It’s good that baseball allowed for the Washington Nationals to play the Baltimore Orioles in this COVID-shortened semblance of a season, continuing a rivalry between the two cities.
However, Baltimore and Washington don’t need ginned-up drama like “Battle of the Beltways” or whatever the broadcasters decide to call it.
The cities have a natural rivalry dating back decades that doesn’t need to be stoked, and it’s more about about the conduct of team owners and how they spend their money. But the region’s rabid baseball fans would come out in force for both teams if these games actually meant something.

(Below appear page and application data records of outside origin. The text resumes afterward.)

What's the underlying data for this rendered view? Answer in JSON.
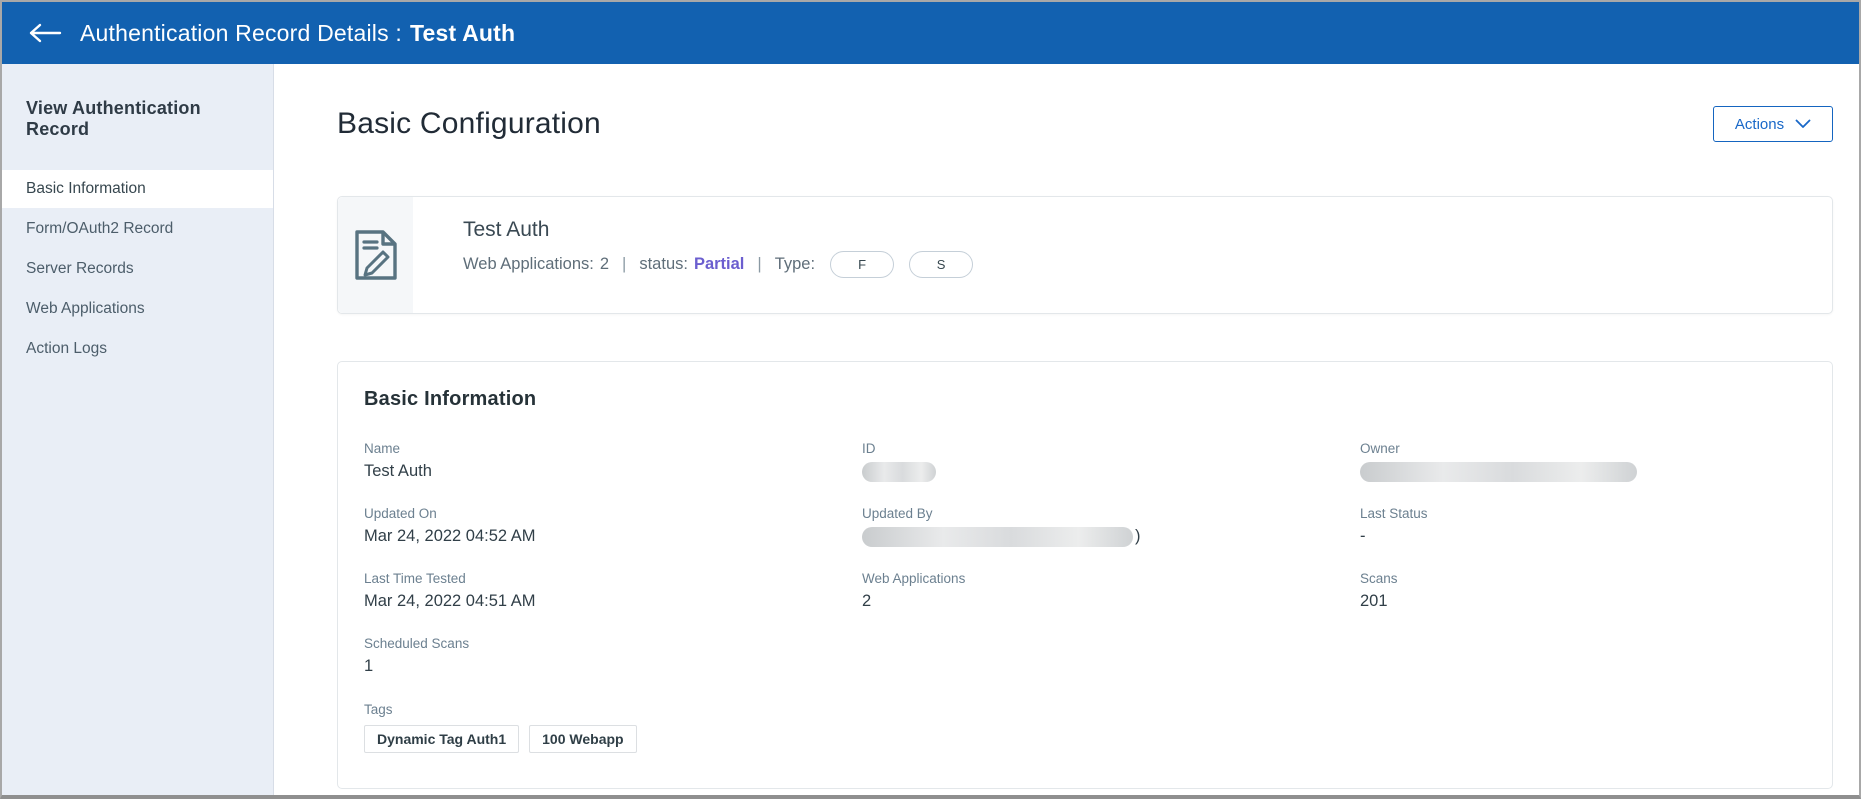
{
  "header": {
    "title": "Authentication Record Details :",
    "record_name": "Test Auth"
  },
  "sidebar": {
    "heading": "View Authentication Record",
    "items": [
      {
        "label": "Basic Information",
        "active": true
      },
      {
        "label": "Form/OAuth2 Record",
        "active": false
      },
      {
        "label": "Server Records",
        "active": false
      },
      {
        "label": "Web Applications",
        "active": false
      },
      {
        "label": "Action Logs",
        "active": false
      }
    ]
  },
  "main": {
    "page_title": "Basic Configuration",
    "actions_button": {
      "label": "Actions",
      "icon": "chevron-down-icon"
    },
    "summary": {
      "icon": "document-edit-icon",
      "record_name": "Test Auth",
      "web_applications_label": "Web Applications:",
      "web_applications_value": "2",
      "status_label": "status:",
      "status_value": "Partial",
      "type_label": "Type:",
      "type_badges": {
        "0": "F",
        "1": "S"
      },
      "separator": "|"
    },
    "basic_information": {
      "heading": "Basic Information",
      "fields": {
        "0": {
          "label": "Name",
          "value": "Test Auth"
        },
        "1": {
          "label": "ID",
          "value": "",
          "redacted": true
        },
        "2": {
          "label": "Owner",
          "value": "",
          "redacted": true
        },
        "3": {
          "label": "Updated On",
          "value": "Mar 24, 2022 04:52 AM"
        },
        "4": {
          "label": "Updated By",
          "value": "",
          "redacted": true,
          "suffix": ")"
        },
        "5": {
          "label": "Last Status",
          "value": "-"
        },
        "6": {
          "label": "Last Time Tested",
          "value": "Mar 24, 2022 04:51 AM"
        },
        "7": {
          "label": "Web Applications",
          "value": "2"
        },
        "8": {
          "label": "Scans",
          "value": "201"
        },
        "9": {
          "label": "Scheduled Scans",
          "value": "1"
        }
      },
      "tags": {
        "label": "Tags",
        "chips": {
          "0": "Dynamic Tag Auth1",
          "1": "100 Webapp"
        }
      }
    }
  },
  "colors": {
    "topbar_blue": "#1261b0",
    "sidebar_bg": "#e9eef6",
    "status_partial": "#6b5ecf",
    "actions_blue": "#1565c0"
  }
}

When the Nats play at an empty Oriole Park at Camden Yards this weekend, fans can easily imagine that ballpark filled with a red-rocking throng, rooting for the visiting team in recent years. Just as many people could visualize a sizable Orioles contingent at Nationals Park, especially in the ballpark’s early seasons.
The Orioles have consistently beaten the Nats on the field. Not counting the suspended game between the two teams this season, Baltimore leads 8–2–5 in series and 43–33 in games won. In the years that the two cities had AL teams, 1954 was the only season the original or expansion Senators would have a winning record against the Orioles, winning 12 of 22 games between the two teams.

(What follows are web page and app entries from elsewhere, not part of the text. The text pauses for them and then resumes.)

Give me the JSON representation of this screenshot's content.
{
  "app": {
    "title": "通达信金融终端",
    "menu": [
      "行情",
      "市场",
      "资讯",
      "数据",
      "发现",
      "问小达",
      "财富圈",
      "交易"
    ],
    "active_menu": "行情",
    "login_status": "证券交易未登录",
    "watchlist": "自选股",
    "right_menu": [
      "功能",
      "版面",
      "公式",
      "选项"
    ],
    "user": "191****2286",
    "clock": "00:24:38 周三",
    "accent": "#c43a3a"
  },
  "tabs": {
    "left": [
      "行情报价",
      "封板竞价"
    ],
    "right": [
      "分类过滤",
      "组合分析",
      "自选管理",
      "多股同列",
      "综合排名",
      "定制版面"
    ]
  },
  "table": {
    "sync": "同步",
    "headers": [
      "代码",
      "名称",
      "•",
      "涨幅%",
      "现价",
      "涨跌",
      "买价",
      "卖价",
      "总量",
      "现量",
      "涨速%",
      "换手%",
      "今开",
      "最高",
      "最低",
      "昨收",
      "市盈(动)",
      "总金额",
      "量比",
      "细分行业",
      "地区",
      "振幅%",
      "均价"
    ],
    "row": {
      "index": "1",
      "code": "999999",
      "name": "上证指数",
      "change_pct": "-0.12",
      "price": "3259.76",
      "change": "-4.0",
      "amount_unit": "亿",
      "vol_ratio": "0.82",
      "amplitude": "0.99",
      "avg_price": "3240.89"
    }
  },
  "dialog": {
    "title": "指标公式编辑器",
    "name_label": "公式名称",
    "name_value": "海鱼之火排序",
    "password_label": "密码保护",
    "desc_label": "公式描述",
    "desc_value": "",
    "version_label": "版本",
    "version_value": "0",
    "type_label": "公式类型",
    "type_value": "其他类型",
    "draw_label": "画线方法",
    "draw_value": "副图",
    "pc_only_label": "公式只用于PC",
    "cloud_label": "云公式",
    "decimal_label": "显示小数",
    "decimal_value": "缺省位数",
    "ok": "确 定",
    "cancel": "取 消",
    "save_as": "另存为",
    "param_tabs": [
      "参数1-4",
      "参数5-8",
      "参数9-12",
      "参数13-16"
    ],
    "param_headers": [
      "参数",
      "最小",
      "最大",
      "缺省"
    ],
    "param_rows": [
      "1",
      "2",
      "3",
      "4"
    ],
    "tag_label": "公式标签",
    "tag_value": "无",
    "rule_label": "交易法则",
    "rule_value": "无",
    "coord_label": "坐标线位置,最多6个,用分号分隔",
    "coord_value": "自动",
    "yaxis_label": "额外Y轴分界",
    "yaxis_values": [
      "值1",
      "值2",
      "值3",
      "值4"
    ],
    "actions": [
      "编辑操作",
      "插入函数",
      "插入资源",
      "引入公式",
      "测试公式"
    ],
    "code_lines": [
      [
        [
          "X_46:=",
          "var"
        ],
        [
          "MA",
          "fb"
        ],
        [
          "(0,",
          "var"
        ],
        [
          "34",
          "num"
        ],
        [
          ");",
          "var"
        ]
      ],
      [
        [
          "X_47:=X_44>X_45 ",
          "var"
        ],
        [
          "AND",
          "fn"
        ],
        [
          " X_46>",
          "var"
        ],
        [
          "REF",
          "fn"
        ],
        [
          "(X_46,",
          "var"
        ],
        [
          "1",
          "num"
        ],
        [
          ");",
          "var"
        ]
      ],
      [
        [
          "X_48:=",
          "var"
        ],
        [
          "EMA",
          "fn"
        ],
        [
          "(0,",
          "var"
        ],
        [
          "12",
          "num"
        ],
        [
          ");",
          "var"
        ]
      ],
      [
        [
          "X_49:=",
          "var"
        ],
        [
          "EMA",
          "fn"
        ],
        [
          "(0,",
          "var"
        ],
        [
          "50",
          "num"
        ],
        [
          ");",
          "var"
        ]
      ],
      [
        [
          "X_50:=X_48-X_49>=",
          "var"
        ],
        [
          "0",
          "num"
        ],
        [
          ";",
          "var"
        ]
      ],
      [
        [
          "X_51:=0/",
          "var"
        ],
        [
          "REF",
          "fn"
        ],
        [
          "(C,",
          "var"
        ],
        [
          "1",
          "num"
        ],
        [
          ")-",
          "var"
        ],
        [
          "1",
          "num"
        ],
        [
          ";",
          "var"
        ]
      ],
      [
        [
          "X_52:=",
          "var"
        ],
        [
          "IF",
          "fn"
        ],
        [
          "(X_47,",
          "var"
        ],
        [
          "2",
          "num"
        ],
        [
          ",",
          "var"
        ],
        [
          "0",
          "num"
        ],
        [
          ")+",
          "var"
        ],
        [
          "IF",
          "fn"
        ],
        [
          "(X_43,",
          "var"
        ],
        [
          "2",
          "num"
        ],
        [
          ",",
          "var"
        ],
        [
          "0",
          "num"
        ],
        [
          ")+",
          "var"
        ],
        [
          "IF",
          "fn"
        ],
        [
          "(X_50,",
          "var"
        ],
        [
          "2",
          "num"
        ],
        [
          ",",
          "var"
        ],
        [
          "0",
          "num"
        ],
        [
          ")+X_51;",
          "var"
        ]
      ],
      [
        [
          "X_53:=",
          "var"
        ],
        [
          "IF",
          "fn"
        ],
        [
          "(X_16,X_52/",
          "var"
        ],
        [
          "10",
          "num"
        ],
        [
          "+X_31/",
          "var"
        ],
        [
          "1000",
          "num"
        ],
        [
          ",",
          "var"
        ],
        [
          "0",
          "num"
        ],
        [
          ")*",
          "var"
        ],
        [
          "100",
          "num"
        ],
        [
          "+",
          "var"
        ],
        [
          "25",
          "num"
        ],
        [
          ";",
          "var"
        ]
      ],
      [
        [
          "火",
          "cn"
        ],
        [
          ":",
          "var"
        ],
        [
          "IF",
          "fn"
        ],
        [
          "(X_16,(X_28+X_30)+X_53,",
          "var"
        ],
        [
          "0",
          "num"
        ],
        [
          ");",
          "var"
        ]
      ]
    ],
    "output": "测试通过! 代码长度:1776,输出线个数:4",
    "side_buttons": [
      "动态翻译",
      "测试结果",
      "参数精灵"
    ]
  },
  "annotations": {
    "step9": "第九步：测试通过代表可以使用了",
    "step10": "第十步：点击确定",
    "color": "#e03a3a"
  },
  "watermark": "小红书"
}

By the time the American League realigned into two divisions, the Orioles built the first three of four consecutive American League East championships on the backs of wins over the expansion Senators.
But Baltimore’s 11-season football drought, overlapped by Washington’s 32-season baseball void, fed the enmity between the cities’ sports fans. Now that both cities have football and baseball teams, the rivalry is not about which team won a particular game or series, it’s about the way owners can manipulate jealous fan bases to fork over.
But after overseeing the growth of a financially successful regional franchise, Orioles owner Peter Angelos balked at the prospect of a team in Washington. The creation to appease him of a regional TV sports network that carries both teams’ games has fueled court battles over TV revenues that rage to this day.
But how many fans feel invested in the rivalry because of all that? People can quote chapter and verse of the petty transgressions of owners, media and fan bases, but what should matter most is what happens on the field. After these two teams meet this weekend, they won’t likely play again this season. There’s really nothing at stake this weekend, other than “bragging rights.”
But who cares about that? Let’s make Nationals-Orioles rivalry mean something.
The universal designated hitter has pretty much erased any differences between the two leagues. That erosion started when interleague play began years ago, and it’s just about complete.
With few distinctions between the leagues, let’s realign and put the Nats and Orioles in the same division. If fans are ever allowed back into games, they would flock to the other team’s ballpark as well as their own.
And regardless of the rivalry at any point, the teams would be competing many more times a year, and the games would determine division championships and playoff berths. That’s what feeds a rivalry.